What is Proof-Of-Stake?
Proof Of Stake (Proof-Of-Stake, POS) is another version of POW that is thought to be better by some in the community, and some even think it’s the next step in evolution. POS basically doesn’t need miners to do the calculations and just appoints the people with the most money to be incharge. Yay! That doesn’t look at all like the corrupt banking cartel system crypto was invented to save people from.
So, how does it work?
POS stands for Proof of Stake, which means that you are proving your stake in the currency. With money.
Proof of work is a mechanism where miners compete to find the answer to a computational puzzle and receive the rewards based on their work. In proof-of-stake, instead of solving blocks through computation power like Bitcoin, users can forge money (and history!) by having "stakes".
POS requires you to have a certain amount of coins before being able to stake them. Those users who have a lot of money provide their coins as a deposit in order to validate blocks. Validators create new blocks and check other people’s. For that they get paid. The more crypto they have, the bigger the reward.

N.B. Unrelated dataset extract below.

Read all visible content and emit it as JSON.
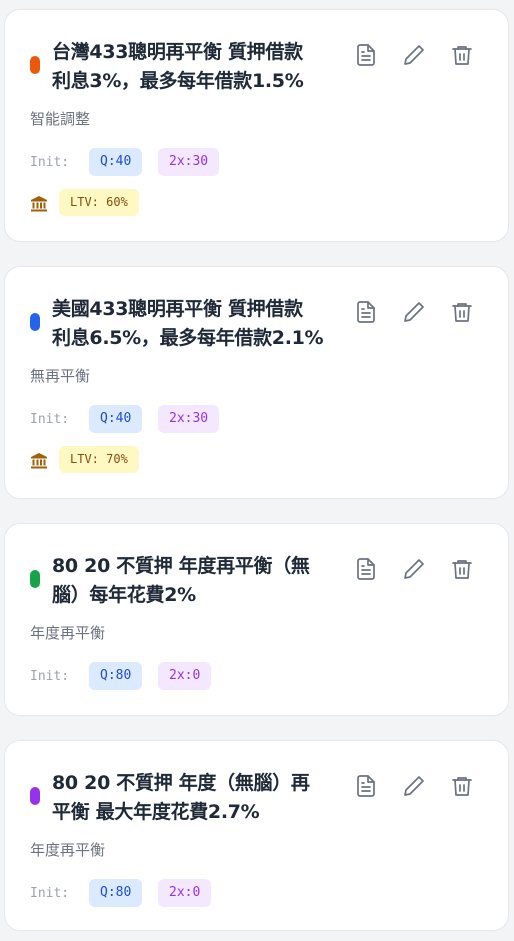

POW and POS
There are so many problems with that concept (cartel much?) that we’ll get into that concept in another article.
For now, let’s just say that some users think POS is heart-wrenchingly unfair by giving the rich all the power, but, if you think about it, most mining equipment is now concentrated in the hands of a few whales who hold titanic powers and build and build colossal mining farms (which they make money with to buy more, and so on and so on). That is far from Satoshi’s vision of a democratic mining process. And that’s sad.
Pros and cons of POW
✓ Amazingly secure
✓ Was supposed to be fair for a long while, and was, until people started using it not in the way it was intended and redistributed power by designing complex mining equipment
✓ Uses a lot of energy, but what most don’t know is that it very often uses energy that would otherwise would be wasted
✘ Does use a lot of energy
✘ Impossible to get paid for mining unless you buy expensive equipment
✘ Expensive equipment becomes obsolete and stops paying for itself quicker than you can say “Holy Doge Of Venice!”, and now you’re stuck with it, because no-one is going to buy it for the same reason.
Pros and cons of POS
✓ Not as energy-hungry
✓ Greater scalability
✓ The math is complicated, but it may turn out to be slightly fairer than POW in the end.
✘ Conceptual security problems
In truth, both of these algorithms have their problems.
Technically, you could argue the case that neither of them is 100% fair. Without impressive sums of money, you’re not going to either POW or POS (you’ll need either an ASIC or enough tokens to have a stake in the game). And yet, they’re both a massive step-up from the classical banking system: more honest, intelligent, open, and democratic by an order of magnitude.
No doubt, in a few years the bugs will have been worked out of these systems, like they always are by the crypto developers, and we’ll see flawless POW and POS, hopefully working together.
For the greater Justice!